### ENTRIES SHOWN:
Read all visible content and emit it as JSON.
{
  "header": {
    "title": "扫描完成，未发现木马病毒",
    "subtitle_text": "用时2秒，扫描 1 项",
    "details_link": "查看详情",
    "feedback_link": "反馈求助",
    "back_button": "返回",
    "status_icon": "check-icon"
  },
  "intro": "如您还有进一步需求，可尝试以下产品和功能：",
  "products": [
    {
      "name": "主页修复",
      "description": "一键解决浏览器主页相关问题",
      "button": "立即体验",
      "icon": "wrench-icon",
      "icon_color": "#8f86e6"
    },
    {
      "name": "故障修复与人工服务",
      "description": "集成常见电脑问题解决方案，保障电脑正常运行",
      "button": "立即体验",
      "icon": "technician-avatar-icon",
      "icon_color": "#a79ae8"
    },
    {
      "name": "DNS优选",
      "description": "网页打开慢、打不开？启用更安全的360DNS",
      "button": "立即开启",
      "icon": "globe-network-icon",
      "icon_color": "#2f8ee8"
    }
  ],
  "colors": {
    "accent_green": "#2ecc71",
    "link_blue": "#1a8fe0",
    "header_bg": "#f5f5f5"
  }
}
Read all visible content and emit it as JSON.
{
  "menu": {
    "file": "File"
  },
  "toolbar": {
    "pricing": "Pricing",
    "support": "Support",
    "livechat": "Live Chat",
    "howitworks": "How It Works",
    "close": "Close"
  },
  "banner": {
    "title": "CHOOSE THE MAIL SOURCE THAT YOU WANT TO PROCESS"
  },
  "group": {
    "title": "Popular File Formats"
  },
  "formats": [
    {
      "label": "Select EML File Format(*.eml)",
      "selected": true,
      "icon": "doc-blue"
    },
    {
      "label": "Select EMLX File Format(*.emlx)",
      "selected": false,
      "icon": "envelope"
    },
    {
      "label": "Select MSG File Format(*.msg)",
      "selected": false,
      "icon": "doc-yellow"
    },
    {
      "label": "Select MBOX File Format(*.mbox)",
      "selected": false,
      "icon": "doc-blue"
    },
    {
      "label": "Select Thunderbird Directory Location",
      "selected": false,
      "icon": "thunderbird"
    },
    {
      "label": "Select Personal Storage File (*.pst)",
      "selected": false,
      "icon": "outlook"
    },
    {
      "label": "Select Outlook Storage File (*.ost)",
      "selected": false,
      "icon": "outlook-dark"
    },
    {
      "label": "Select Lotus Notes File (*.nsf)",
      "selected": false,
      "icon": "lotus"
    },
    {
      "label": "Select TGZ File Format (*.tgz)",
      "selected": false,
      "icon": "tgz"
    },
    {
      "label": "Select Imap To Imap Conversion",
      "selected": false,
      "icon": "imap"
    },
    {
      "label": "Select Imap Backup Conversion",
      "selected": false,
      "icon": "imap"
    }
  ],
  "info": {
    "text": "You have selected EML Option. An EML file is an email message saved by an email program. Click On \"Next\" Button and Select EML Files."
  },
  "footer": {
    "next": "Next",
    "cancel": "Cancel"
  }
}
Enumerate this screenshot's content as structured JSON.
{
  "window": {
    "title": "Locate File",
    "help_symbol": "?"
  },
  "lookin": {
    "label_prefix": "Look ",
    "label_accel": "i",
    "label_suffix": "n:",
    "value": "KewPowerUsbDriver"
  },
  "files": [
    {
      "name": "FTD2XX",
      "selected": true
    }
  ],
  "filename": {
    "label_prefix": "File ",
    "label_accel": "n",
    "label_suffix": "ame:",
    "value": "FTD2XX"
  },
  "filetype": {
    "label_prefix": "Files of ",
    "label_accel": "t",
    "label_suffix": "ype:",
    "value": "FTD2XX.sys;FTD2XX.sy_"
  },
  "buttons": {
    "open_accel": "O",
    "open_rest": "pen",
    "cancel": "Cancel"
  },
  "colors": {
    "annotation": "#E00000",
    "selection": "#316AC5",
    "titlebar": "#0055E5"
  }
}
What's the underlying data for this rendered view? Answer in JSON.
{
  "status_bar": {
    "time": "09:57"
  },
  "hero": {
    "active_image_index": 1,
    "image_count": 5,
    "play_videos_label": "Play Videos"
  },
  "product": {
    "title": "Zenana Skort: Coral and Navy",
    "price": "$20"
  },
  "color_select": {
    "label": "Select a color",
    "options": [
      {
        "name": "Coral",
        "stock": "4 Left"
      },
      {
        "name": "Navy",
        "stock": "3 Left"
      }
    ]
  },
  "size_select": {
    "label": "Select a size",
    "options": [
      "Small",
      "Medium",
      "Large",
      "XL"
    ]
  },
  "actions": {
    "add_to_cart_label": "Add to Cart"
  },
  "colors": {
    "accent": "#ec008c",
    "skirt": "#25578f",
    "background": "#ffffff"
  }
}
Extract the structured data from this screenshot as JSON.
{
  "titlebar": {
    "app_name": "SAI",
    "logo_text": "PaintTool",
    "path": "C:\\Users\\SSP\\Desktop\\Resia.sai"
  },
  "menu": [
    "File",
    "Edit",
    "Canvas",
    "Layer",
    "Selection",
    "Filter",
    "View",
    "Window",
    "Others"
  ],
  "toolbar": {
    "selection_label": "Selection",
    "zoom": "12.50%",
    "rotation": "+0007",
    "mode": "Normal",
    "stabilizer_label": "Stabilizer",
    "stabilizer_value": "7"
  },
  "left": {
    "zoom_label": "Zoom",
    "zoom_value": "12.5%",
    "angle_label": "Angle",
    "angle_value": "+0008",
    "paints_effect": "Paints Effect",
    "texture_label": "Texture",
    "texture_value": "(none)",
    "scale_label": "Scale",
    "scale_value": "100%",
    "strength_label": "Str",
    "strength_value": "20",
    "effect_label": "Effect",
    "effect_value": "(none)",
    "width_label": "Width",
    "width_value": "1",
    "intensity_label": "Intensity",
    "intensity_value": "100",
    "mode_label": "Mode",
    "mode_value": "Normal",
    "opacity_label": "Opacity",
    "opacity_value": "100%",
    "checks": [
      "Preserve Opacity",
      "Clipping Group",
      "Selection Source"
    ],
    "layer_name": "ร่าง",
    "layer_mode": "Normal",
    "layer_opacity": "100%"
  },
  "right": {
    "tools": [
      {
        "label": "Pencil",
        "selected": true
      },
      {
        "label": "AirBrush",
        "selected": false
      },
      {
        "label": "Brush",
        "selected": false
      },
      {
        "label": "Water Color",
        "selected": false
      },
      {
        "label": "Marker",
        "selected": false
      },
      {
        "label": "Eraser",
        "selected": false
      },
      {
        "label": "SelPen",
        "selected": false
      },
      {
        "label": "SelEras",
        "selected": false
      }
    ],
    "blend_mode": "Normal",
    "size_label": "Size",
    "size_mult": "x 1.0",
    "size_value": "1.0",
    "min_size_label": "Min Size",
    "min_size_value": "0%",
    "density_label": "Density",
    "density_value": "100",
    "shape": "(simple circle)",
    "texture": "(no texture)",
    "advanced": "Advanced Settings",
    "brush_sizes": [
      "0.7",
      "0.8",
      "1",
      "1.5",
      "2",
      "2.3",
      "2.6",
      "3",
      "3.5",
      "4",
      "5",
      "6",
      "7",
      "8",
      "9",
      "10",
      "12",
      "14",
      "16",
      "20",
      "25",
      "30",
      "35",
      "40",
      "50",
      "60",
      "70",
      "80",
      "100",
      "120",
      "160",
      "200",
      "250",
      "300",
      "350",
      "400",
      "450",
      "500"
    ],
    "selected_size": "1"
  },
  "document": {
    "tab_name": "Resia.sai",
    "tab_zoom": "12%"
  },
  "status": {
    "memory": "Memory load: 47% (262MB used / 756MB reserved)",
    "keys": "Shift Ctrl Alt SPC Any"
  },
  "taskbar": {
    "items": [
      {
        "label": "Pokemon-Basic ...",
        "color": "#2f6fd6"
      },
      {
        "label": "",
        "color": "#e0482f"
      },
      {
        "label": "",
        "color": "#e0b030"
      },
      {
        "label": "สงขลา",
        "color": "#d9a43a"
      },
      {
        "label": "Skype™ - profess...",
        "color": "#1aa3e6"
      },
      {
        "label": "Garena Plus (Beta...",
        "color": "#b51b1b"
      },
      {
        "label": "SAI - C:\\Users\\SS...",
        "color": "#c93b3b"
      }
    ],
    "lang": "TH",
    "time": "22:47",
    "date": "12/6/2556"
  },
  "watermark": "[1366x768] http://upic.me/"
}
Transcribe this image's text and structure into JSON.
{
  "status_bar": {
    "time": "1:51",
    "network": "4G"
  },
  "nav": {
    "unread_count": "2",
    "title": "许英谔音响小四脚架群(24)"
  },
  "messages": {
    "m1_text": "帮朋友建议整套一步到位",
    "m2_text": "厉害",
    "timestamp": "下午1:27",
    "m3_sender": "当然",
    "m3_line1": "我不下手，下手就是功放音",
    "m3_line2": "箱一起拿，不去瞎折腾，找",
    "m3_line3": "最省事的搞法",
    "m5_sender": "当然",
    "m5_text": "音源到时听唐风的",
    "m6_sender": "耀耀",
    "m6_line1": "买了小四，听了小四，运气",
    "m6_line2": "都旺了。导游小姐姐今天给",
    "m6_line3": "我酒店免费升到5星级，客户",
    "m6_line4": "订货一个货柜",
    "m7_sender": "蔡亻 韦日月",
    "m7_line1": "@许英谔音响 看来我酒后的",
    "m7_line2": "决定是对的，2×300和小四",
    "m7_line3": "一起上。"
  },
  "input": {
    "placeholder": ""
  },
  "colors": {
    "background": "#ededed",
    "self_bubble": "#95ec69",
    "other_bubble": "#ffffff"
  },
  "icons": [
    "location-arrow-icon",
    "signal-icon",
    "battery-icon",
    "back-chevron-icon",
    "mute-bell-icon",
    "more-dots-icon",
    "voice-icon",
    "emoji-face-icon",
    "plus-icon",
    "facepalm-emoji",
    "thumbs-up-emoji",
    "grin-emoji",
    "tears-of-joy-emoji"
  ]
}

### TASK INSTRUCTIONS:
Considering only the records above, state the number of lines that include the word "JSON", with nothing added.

### COMPLETED TASK:
6